Mars One Monday rounds up the past week’s reports on the project to send people on a one-way journey to Mars.
Ticket to Rise
Last week Mars One announced a fundraising campaign that will conclude with one lucky member of the public riding a suborbital rocket plane. The “Ticket to Rise” campaign uses the Urgency Network’s social crowdfunding system to collect donations internationally. It provides rewards based on the value of the donation - a $25 donation gets a “Mars and Me Selfie”, for example, while $5000 donation gets access to the launch of Mars One’s robotic mission in 2018. For every dollar donated, you get 5 entries to the grand prize drawing - a trip for one on a Lynx suborbital rocketplane flight.
The Urgency Network gets around laws about sweepstakes by letting people make social media contributions rather than give money. Subscribing to tweets, watching videos, and other activities count as donations and qualify for the drawing.
Of course there’s a catch: XCor’s Lynx doesn’t exist yet. Flight testing isn’t scheduled to begin until later this year and commercial flights in 2015.
Women on Mars

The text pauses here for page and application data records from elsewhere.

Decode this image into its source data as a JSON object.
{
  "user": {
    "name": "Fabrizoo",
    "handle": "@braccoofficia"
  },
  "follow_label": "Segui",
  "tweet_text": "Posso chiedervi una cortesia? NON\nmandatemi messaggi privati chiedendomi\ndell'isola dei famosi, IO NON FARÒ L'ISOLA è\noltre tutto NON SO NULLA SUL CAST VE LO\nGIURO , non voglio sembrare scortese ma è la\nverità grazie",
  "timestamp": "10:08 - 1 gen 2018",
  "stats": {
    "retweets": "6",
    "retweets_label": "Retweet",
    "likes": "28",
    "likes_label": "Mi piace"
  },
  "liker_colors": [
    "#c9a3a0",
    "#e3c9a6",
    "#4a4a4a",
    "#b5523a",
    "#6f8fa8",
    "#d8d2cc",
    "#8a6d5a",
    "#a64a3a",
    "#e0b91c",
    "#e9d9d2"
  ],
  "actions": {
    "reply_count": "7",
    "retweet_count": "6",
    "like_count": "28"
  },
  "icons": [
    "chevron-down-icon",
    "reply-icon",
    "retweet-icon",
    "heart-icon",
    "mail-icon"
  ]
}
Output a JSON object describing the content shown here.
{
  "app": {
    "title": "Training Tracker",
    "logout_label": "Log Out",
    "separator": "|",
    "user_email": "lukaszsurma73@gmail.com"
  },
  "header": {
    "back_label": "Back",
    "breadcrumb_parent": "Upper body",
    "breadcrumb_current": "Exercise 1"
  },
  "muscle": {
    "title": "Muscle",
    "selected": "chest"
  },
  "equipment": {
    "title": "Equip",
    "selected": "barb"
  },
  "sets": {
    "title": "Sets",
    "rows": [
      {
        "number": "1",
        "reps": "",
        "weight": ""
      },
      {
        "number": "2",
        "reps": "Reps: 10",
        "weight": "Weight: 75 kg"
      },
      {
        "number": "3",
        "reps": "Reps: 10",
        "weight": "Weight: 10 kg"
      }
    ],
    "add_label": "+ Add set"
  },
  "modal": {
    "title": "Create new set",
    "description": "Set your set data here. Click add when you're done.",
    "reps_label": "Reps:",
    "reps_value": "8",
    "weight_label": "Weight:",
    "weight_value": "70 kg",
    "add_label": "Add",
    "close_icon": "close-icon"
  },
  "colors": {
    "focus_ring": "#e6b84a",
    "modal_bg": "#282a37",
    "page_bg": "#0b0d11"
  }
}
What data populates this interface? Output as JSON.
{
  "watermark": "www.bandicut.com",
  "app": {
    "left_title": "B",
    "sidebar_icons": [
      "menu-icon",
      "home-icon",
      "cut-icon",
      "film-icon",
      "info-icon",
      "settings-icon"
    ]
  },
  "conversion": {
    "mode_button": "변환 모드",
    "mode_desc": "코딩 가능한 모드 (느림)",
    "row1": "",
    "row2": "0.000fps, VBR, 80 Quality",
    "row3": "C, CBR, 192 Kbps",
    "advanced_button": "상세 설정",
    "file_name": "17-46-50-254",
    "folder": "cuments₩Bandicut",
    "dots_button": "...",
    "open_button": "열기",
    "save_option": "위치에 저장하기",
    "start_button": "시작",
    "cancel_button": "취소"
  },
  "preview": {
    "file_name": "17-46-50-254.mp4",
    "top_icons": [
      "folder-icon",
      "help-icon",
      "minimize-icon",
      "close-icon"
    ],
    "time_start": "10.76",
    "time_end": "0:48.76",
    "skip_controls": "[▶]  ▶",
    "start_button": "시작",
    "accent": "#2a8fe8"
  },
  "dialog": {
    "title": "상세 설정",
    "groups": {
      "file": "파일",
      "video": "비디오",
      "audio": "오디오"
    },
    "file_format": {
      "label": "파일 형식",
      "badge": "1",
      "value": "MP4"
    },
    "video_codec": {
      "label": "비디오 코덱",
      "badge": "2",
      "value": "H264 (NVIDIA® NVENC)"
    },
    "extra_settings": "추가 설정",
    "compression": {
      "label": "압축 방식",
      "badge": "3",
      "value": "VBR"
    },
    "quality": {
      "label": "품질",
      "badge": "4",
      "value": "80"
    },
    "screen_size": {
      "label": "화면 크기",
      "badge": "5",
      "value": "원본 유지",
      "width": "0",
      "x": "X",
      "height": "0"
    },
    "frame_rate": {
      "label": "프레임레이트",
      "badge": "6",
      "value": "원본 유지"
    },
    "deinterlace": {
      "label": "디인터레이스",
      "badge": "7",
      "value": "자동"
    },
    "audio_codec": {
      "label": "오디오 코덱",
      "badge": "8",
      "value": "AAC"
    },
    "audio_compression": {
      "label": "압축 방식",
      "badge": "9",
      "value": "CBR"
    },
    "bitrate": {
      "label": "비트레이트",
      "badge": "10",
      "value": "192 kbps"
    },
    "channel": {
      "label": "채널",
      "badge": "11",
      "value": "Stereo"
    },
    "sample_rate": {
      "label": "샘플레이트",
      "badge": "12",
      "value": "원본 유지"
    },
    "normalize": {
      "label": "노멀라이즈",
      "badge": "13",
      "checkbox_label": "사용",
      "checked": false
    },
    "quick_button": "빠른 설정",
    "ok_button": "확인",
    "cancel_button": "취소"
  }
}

The latest post to Mars One’s blog, Mars Exchange, comes from Special Assistant to the NASA Administrator for Innovation and Public-Private Partnership advisor Dr. Rebecca Spyke Keiser. She talks about the historically low rate of participation in space exploration by women and what Nasa has been doing to attract more women into science and engineering careers.
Mars One Candidates in the News
In South Africa, the New Age and Fin24 discussed Divashen Govender’s candidacy while the South African Broadcasting Company broadcast an interview with the University of KwaZulu-Natal student.
Hampshire College professor Salman Hamid wrote in the Express Tribune about Mars settlement as a continuation of the human story begun in Africa millions of years ago.
The University of Pittsburgh’s campus newspaper published an opinion piece calling on Mars One to take a higher road when producing the televised selection process. The importance of developing the candidates’ skills, argues Bethel Habte, must take a priority over superficial entertainment typical of reality TV.
Colorado TV station KDVR interviewed Max Fagin, a Colorado native attending graduate school at Purdue University. Fagin talked about his participation in the US/Japanese team that won a recent Mars mission design contest.